____ Available data

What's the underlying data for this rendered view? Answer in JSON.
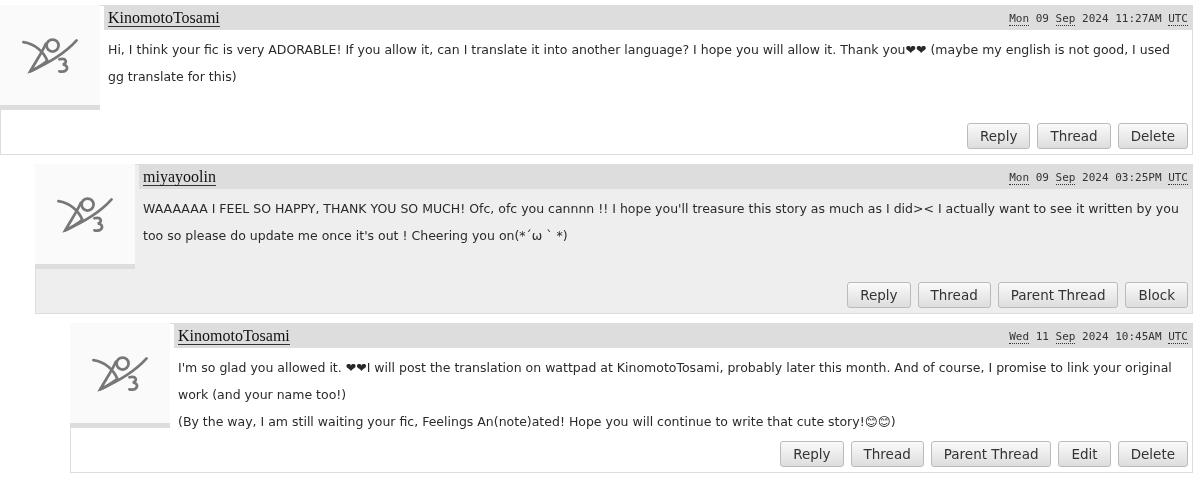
{
  "comments": [
    {
      "author": "KinomotoTosami",
      "timestamp": {
        "weekday": "Mon",
        "day": "09",
        "month": "Sep",
        "year": "2024",
        "time": "11:27AM",
        "zone": "UTC"
      },
      "paragraphs": [
        "Hi, I think your fic is very ADORABLE! If you allow it, can I translate it into another language? I hope you will allow it. Thank you❤❤ (maybe my english is not good, I used gg translate for this)"
      ],
      "actions": [
        "Reply",
        "Thread",
        "Delete"
      ],
      "children": [
        {
          "author": "miyayoolin",
          "timestamp": {
            "weekday": "Mon",
            "day": "09",
            "month": "Sep",
            "year": "2024",
            "time": "03:25PM",
            "zone": "UTC"
          },
          "paragraphs": [
            "WAAAAAA I FEEL SO HAPPY, THANK YOU SO MUCH! Ofc, ofc you cannnn !! I hope you'll treasure this story as much as I did>< I actually want to see it written by you too so please do update me once it's out ! Cheering you on(*´ω ` *)"
          ],
          "actions": [
            "Reply",
            "Thread",
            "Parent Thread",
            "Block"
          ],
          "children": [
            {
              "author": "KinomotoTosami",
              "timestamp": {
                "weekday": "Wed",
                "day": "11",
                "month": "Sep",
                "year": "2024",
                "time": "10:45AM",
                "zone": "UTC"
              },
              "paragraphs": [
                "I'm so glad you allowed it. ❤❤I will post the translation on wattpad at KinomotoTosami, probably later this month. And of course, I promise to link your original work (and your name too!)",
                "(By the way, I am still waiting your fic, Feelings An(note)ated! Hope you will continue to write that cute story!😊😊)"
              ],
              "actions": [
                "Reply",
                "Thread",
                "Parent Thread",
                "Edit",
                "Delete"
              ]
            }
          ]
        }
      ]
    }
  ]
}
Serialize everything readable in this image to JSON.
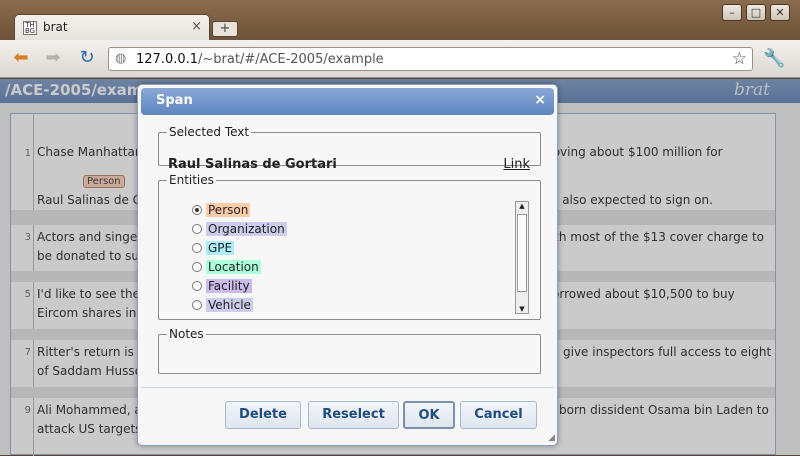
{
  "browser": {
    "tab_title": "brat",
    "tab_close": "×",
    "new_tab": "+",
    "url_host": "127.0.0.1",
    "url_path": "/~brat/#/ACE-2005/example",
    "window_buttons": [
      "–",
      "□",
      "✕"
    ]
  },
  "brat": {
    "doc_title": "/ACE-2005/examp",
    "logo": "brat",
    "rows": [
      {
        "num": "1",
        "text": "Chase Manhattan",
        "right": "moving about $100 million for"
      },
      {
        "num": "",
        "text": "Raul Salinas de G",
        "right": "e also expected to sign on."
      },
      {
        "num": "3",
        "text": "Actors and singer",
        "right": "with most of the $13 cover charge to"
      },
      {
        "num": "",
        "text": "be donated to sup",
        "right": ""
      },
      {
        "num": "5",
        "text": "I'd like to see the",
        "right": "orrowed about $10,500 to buy"
      },
      {
        "num": "",
        "text": "Eircom shares in",
        "right": ""
      },
      {
        "num": "7",
        "text": "Ritter's return is s",
        "right": "give inspectors full access to eight"
      },
      {
        "num": "",
        "text": "of Saddam Husse",
        "right": ""
      },
      {
        "num": "9",
        "text": "Ali Mohammed, a",
        "right": "born dissident Osama bin Laden to"
      },
      {
        "num": "",
        "text": "attack US targets",
        "right": ""
      }
    ],
    "span_label": "Person"
  },
  "dialog": {
    "title": "Span",
    "close": "×",
    "selected_legend": "Selected Text",
    "selected_text": "Raul Salinas de Gortari",
    "link": "Link",
    "entities_legend": "Entities",
    "entities": [
      {
        "label": "Person",
        "color": "#ffccaa",
        "checked": true
      },
      {
        "label": "Organization",
        "color": "#ccccee",
        "checked": false
      },
      {
        "label": "GPE",
        "color": "#aaeeff",
        "checked": false
      },
      {
        "label": "Location",
        "color": "#aaffdd",
        "checked": false
      },
      {
        "label": "Facility",
        "color": "#ccbbee",
        "checked": false
      },
      {
        "label": "Vehicle",
        "color": "#ccccee",
        "checked": false
      }
    ],
    "notes_legend": "Notes",
    "buttons": {
      "delete": "Delete",
      "reselect": "Reselect",
      "ok": "OK",
      "cancel": "Cancel"
    }
  }
}
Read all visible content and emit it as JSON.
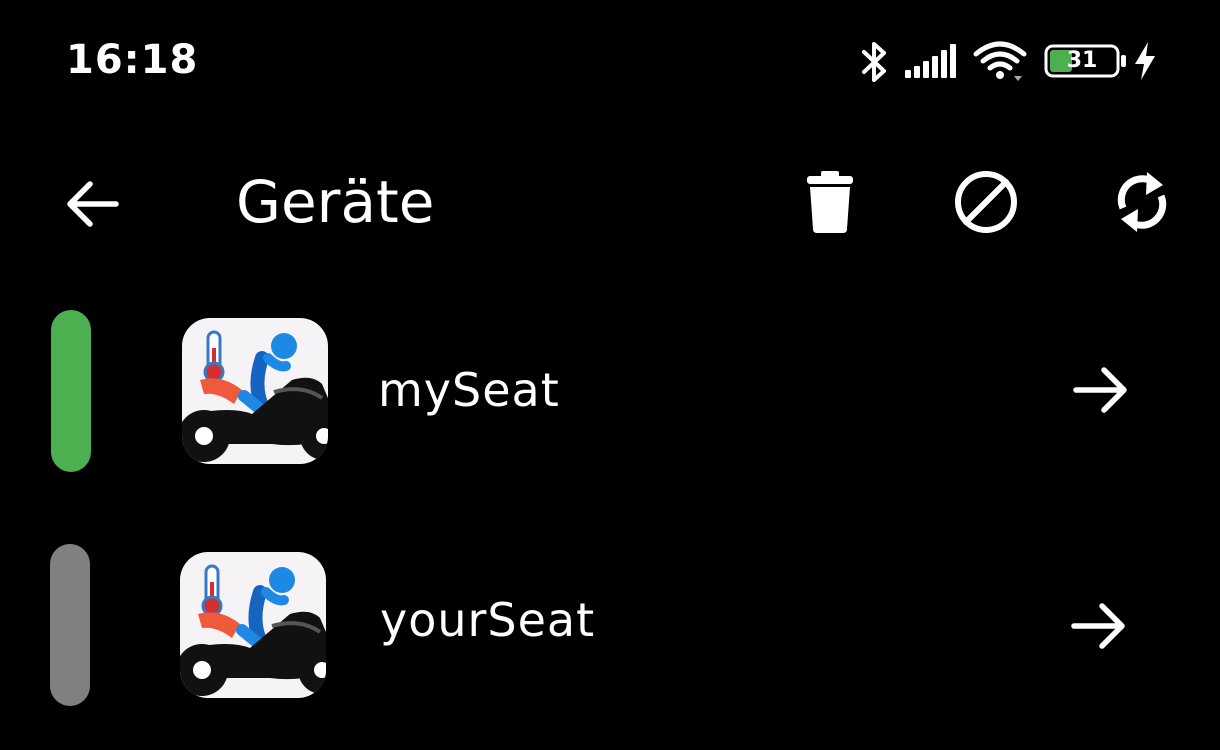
{
  "status_bar": {
    "time": "16:18",
    "battery_level": "31",
    "icons": [
      "bluetooth-icon",
      "signal-icon",
      "wifi-icon",
      "battery-icon",
      "charging-icon"
    ],
    "battery_color": "#4caf50"
  },
  "app_bar": {
    "title": "Geräte",
    "back_icon": "arrow-left-icon",
    "actions": [
      "trash-icon",
      "block-icon",
      "refresh-icon"
    ]
  },
  "devices": [
    {
      "name": "mySeat",
      "status_color": "#4caf50",
      "status": "connected"
    },
    {
      "name": "yourSeat",
      "status_color": "#808080",
      "status": "disconnected"
    }
  ]
}
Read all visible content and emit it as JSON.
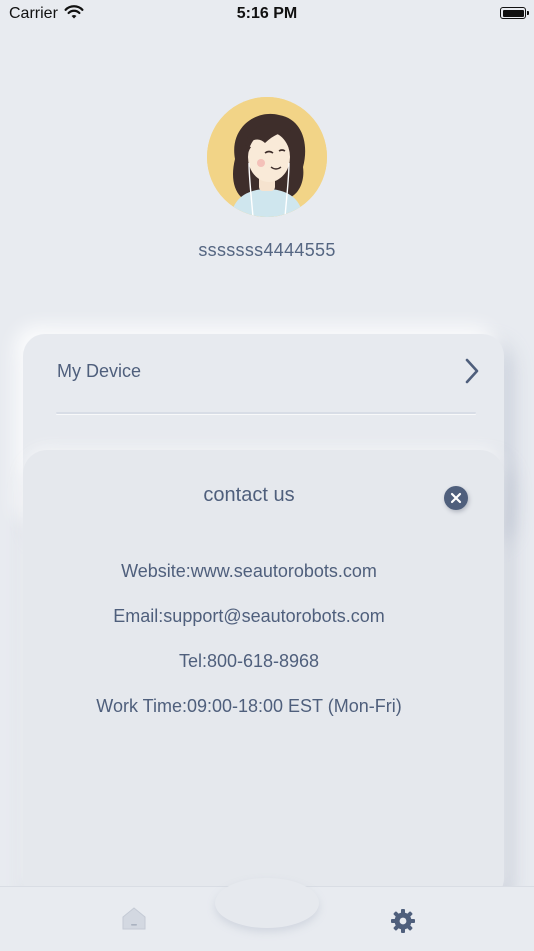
{
  "status_bar": {
    "carrier": "Carrier",
    "time": "5:16 PM",
    "icons": [
      "wifi-icon",
      "battery-icon"
    ]
  },
  "profile": {
    "username": "sssssss4444555",
    "avatar_icon": "user-avatar-illustration"
  },
  "menu": {
    "items": [
      {
        "label": "My Device",
        "icon": "chevron-right-icon"
      }
    ]
  },
  "contact_modal": {
    "title": "contact us",
    "close_icon": "close-icon",
    "lines": [
      "Website:www.seautorobots.com",
      "Email:support@seautorobots.com",
      "Tel:800-618-8968",
      "Work Time:09:00-18:00 EST (Mon-Fri)"
    ]
  },
  "tab_bar": {
    "tabs": [
      {
        "icon": "home-icon"
      },
      {
        "icon": "gear-icon"
      }
    ]
  },
  "colors": {
    "background": "#e8ebf0",
    "text": "#4f5f7c",
    "accent": "#4f5f7c"
  }
}
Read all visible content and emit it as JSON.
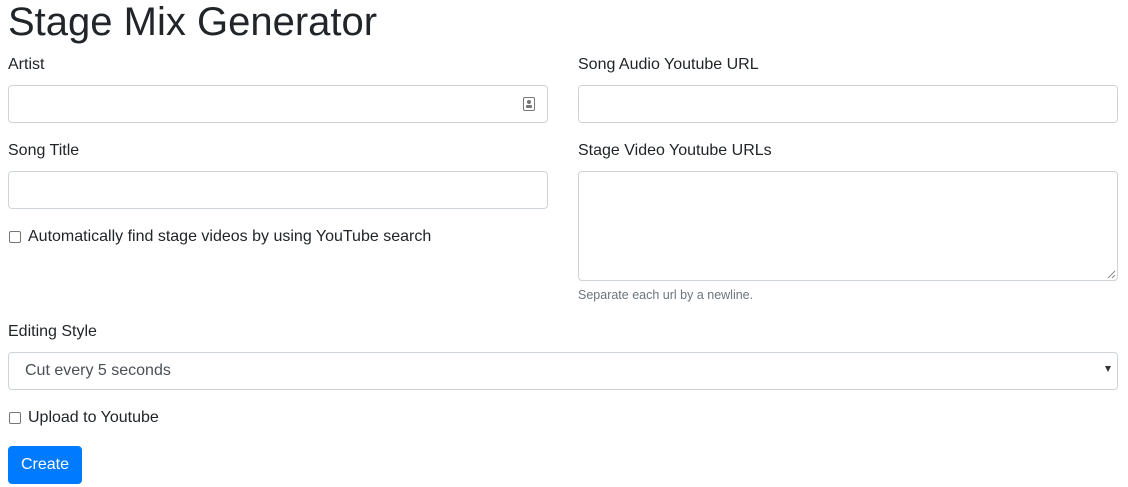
{
  "page": {
    "title": "Stage Mix Generator"
  },
  "form": {
    "artist": {
      "label": "Artist",
      "value": ""
    },
    "song_audio_url": {
      "label": "Song Audio Youtube URL",
      "value": ""
    },
    "song_title": {
      "label": "Song Title",
      "value": ""
    },
    "stage_video_urls": {
      "label": "Stage Video Youtube URLs",
      "value": "",
      "help": "Separate each url by a newline."
    },
    "auto_find": {
      "label": "Automatically find stage videos by using YouTube search",
      "checked": false
    },
    "editing_style": {
      "label": "Editing Style",
      "selected": "Cut every 5 seconds"
    },
    "upload": {
      "label": "Upload to Youtube",
      "checked": false
    },
    "submit_label": "Create"
  },
  "colors": {
    "primary": "#007bff",
    "text": "#212529",
    "muted": "#6c757d",
    "border": "#ced4da"
  }
}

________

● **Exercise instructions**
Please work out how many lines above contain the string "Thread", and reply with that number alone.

● **Answer to this exercise**
5